**Directions for this task**
If a line in the data below contains the word "border", copy it out.

- Opening Delimiter -

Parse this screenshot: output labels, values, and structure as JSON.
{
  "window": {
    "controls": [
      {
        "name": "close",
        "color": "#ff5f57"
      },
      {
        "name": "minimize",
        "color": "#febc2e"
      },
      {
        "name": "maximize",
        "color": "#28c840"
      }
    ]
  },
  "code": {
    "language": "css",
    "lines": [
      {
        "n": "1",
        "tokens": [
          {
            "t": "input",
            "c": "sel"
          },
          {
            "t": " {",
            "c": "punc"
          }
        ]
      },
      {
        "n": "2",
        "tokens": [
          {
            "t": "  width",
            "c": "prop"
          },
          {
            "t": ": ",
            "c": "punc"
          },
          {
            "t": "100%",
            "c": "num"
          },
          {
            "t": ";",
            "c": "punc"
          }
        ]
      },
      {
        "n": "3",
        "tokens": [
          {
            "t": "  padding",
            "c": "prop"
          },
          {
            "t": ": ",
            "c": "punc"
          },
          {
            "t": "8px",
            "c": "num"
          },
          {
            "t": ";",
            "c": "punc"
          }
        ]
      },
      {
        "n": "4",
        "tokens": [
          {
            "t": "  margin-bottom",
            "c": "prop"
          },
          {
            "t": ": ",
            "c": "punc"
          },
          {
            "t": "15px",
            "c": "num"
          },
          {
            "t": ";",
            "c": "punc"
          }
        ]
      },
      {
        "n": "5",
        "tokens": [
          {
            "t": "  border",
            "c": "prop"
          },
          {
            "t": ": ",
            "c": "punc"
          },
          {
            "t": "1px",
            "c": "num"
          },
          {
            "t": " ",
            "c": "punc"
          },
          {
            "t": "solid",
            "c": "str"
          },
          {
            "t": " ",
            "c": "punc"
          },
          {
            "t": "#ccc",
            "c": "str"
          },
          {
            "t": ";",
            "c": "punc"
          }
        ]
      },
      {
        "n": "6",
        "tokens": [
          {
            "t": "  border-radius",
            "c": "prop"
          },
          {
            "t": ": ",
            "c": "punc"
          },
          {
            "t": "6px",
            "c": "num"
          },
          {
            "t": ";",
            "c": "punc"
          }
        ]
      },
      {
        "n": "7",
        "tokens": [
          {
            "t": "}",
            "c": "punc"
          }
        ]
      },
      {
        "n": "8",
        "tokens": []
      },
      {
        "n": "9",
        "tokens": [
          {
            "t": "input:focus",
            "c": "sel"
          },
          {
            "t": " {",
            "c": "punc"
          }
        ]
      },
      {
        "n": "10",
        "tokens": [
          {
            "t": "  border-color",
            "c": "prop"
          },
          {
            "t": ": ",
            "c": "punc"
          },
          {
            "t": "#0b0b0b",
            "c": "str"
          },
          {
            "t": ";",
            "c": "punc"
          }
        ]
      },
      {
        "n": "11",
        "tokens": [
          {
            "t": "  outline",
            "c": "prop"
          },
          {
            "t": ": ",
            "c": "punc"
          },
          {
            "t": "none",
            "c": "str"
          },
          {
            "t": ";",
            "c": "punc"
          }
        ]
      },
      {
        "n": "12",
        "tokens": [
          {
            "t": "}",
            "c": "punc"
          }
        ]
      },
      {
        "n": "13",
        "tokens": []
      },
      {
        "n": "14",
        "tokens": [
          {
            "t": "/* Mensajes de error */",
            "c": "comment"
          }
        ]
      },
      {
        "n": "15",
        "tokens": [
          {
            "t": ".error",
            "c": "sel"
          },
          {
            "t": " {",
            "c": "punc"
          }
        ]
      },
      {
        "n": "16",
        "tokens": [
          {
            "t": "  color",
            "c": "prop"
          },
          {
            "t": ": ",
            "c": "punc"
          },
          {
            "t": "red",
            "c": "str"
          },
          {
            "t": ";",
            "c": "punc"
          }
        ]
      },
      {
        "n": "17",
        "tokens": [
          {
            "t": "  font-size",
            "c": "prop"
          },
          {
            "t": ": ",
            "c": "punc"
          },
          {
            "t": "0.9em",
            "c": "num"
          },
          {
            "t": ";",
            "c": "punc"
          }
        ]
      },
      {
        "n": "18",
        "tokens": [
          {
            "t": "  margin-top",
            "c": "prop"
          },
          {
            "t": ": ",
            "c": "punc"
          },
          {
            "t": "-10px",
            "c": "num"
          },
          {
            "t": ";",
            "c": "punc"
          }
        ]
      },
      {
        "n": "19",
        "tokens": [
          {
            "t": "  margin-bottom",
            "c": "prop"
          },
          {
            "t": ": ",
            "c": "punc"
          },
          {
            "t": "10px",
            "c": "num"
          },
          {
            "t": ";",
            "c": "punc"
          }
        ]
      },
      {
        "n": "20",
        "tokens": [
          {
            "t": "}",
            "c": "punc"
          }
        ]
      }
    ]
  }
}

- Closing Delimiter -

**Completed exercise**
            "t": "  border",
            "t": "  border-radius",
            "t": "  border-color",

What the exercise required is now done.